Eugène Delacroix

Ferdinand-Victor-Eugène Delacroix was born on April 26, 1798 in Charenton-Saint-Maurice, France, and died in Paris on August 13, 1863. He was one of the great Romantic painters, creating large-scale works that survive to this day.

Obra de la libertad guiando al pueblo de Delacroix
Liberty Leading the People – Delacroix

Biography of Eugène Delacroix

His father was a diplomat and his mother belonged to an aristocratic family. From an early age he showed an interest in painting and drawing, and at the age of 16 he enrolled at the prestigious Academy of Painting and Sculpture in Paris. There he studied the works of the Renaissance and Baroque masters, but he would soon be attracted to the Romanticism movement that was emerging at the time.

His artistic career began in the workshop of Pierre Narcisse Guérin, where Théodore Géricault and Baron Gros were his teachers. He started copying great works of his idols Rubens, Diego Velázquez, Rembrandt and Paolo Veronese among others..

Obra de La matanza de Quíos de Eugène Delacroix
The Massacre of Chios – Eugène Delacroix

Delacroix was a prolific artist throughout his life, painting hundreds of pictures throughout his career. Some of his major works include «The Death of Sardanapalus» (1827), «Liberty Leading the People» (1830) and «The Ball at Bordeaux» (1834-35). He also illustrated numerous books during his lifetime, including «The Marriage of Cadmus and Harmonia» (1832) and «Faust» (1828).

Although Eugène Delacroix passed away more than 150 years ago, his legacy lives on to this day.
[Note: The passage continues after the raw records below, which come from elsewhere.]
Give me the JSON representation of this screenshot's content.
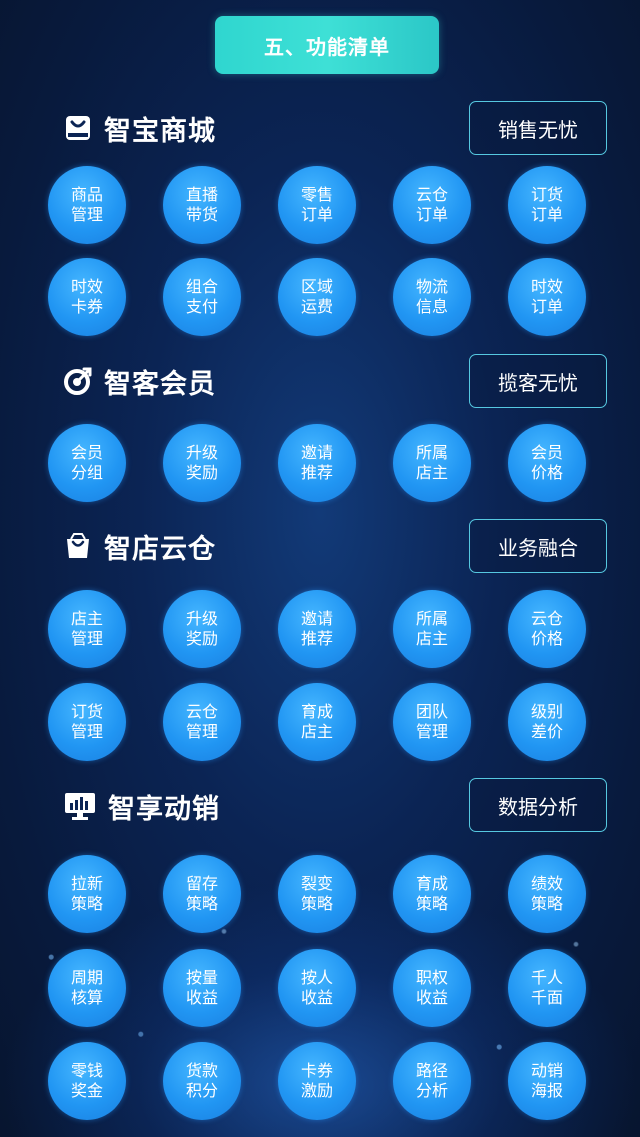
{
  "title": "五、功能清单",
  "sections": [
    {
      "name": "智宝商城",
      "tag": "销售无忧",
      "icon": "shopping-bag-icon",
      "rows": [
        [
          [
            "商品",
            "管理"
          ],
          [
            "直播",
            "带货"
          ],
          [
            "零售",
            "订单"
          ],
          [
            "云仓",
            "订单"
          ],
          [
            "订货",
            "订单"
          ]
        ],
        [
          [
            "时效",
            "卡券"
          ],
          [
            "组合",
            "支付"
          ],
          [
            "区域",
            "运费"
          ],
          [
            "物流",
            "信息"
          ],
          [
            "时效",
            "订单"
          ]
        ]
      ]
    },
    {
      "name": "智客会员",
      "tag": "揽客无忧",
      "icon": "target-arrow-icon",
      "rows": [
        [
          [
            "会员",
            "分组"
          ],
          [
            "升级",
            "奖励"
          ],
          [
            "邀请",
            "推荐"
          ],
          [
            "所属",
            "店主"
          ],
          [
            "会员",
            "价格"
          ]
        ]
      ]
    },
    {
      "name": "智店云仓",
      "tag": "业务融合",
      "icon": "store-bag-icon",
      "rows": [
        [
          [
            "店主",
            "管理"
          ],
          [
            "升级",
            "奖励"
          ],
          [
            "邀请",
            "推荐"
          ],
          [
            "所属",
            "店主"
          ],
          [
            "云仓",
            "价格"
          ]
        ],
        [
          [
            "订货",
            "管理"
          ],
          [
            "云仓",
            "管理"
          ],
          [
            "育成",
            "店主"
          ],
          [
            "团队",
            "管理"
          ],
          [
            "级别",
            "差价"
          ]
        ]
      ]
    },
    {
      "name": "智享动销",
      "tag": "数据分析",
      "icon": "monitor-chart-icon",
      "rows": [
        [
          [
            "拉新",
            "策略"
          ],
          [
            "留存",
            "策略"
          ],
          [
            "裂变",
            "策略"
          ],
          [
            "育成",
            "策略"
          ],
          [
            "绩效",
            "策略"
          ]
        ],
        [
          [
            "周期",
            "核算"
          ],
          [
            "按量",
            "收益"
          ],
          [
            "按人",
            "收益"
          ],
          [
            "职权",
            "收益"
          ],
          [
            "千人",
            "千面"
          ]
        ],
        [
          [
            "零钱",
            "奖金"
          ],
          [
            "货款",
            "积分"
          ],
          [
            "卡券",
            "激励"
          ],
          [
            "路径",
            "分析"
          ],
          [
            "动销",
            "海报"
          ]
        ]
      ]
    }
  ]
}
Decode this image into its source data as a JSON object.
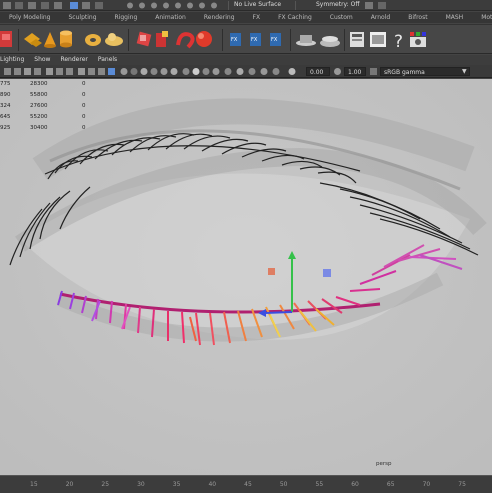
{
  "status_line": {
    "live_surface": "No Live Surface",
    "symmetry": "Symmetry: Off"
  },
  "shelf_tabs": [
    "Poly Modeling",
    "Sculpting",
    "Rigging",
    "Animation",
    "Rendering",
    "FX",
    "FX Caching",
    "Custom",
    "Arnold",
    "Bifrost",
    "MASH",
    "Motion"
  ],
  "panel_menu": [
    "Lighting",
    "Show",
    "Renderer",
    "Panels"
  ],
  "panel_toolbar": {
    "exposure": "0.00",
    "gamma": "1.00",
    "color_space": "sRGB gamma"
  },
  "hud_rows": [
    [
      "775",
      "28300",
      "0"
    ],
    [
      "890",
      "55800",
      "0"
    ],
    [
      "324",
      "27600",
      "0"
    ],
    [
      "645",
      "55200",
      "0"
    ],
    [
      "925",
      "30400",
      "0"
    ]
  ],
  "camera_label": "persp",
  "timeline_ticks": [
    "15",
    "20",
    "25",
    "30",
    "35",
    "40",
    "45",
    "50",
    "55",
    "60",
    "65",
    "70",
    "75"
  ],
  "icons": {
    "shelf": [
      "poly-cube-icon",
      "poly-plane-icon",
      "poly-cone-icon",
      "poly-cylinder-icon",
      "poly-torus-icon",
      "move-tool-icon",
      "extrude-icon",
      "bend-icon",
      "sphere-icon",
      "fx-icon",
      "render-icon",
      "help-icon",
      "camera-icon"
    ]
  },
  "colors": {
    "viewport_bg": "#cbcbcb",
    "ui_dark": "#3c3c3c",
    "lash_pink": "#e0246e",
    "manip_green": "#35c14a",
    "manip_blue": "#3a4ee0",
    "manip_red": "#e05030"
  }
}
He has been described as one of the most influential and important artists of Romanticism, and his works continue to be admired by many. If you are interested in learning more about this talented French artist, don’t hesitate to visit one of the exhibitions dedicated to him and his works.

With the scandals unleashed after the appearance of «The Massacres of Chios» in 1824 and, above all, of «The Death of Sardanapalus» inspired by Byron’s tragedy, at the Salon of 1827-1828, the Romantic school found a leader.

Obra de La muerte de Sardanápalo de Delacroix
The Death of Sardanapalus – Delacroix

From the trip he made to Morocco in 1832 and chastened by the failure of «The Death of Sardanapalus» at the 1828 Salon, Eugène Delacroix moved away from epic themes and great romantic scandals.

He was widely supported by the state and by the bourgeois monarchy, which gave him public and private commissions, and he continued to investigate color and light. In 1855, the «explosion of color» (as Baudelaire described it) of his «Lion Hunt» triumphed at the Exposition Universelle and launched the last glimmerings of Romanticism at a time when Courbet was mounting his «pavilion of realism.» Two years later, Delacroix, full of honors, was finally received at the Academy and, along with Ingres, became the greatest painter of the 19th century.

Obra El Mulay Abderraman, sultán de Marruecos saliendo de su palacio de Meknes de Delacroix
Mulay Abderraman, Sultan of Morocco leaving his palace in Meknes – Delacroix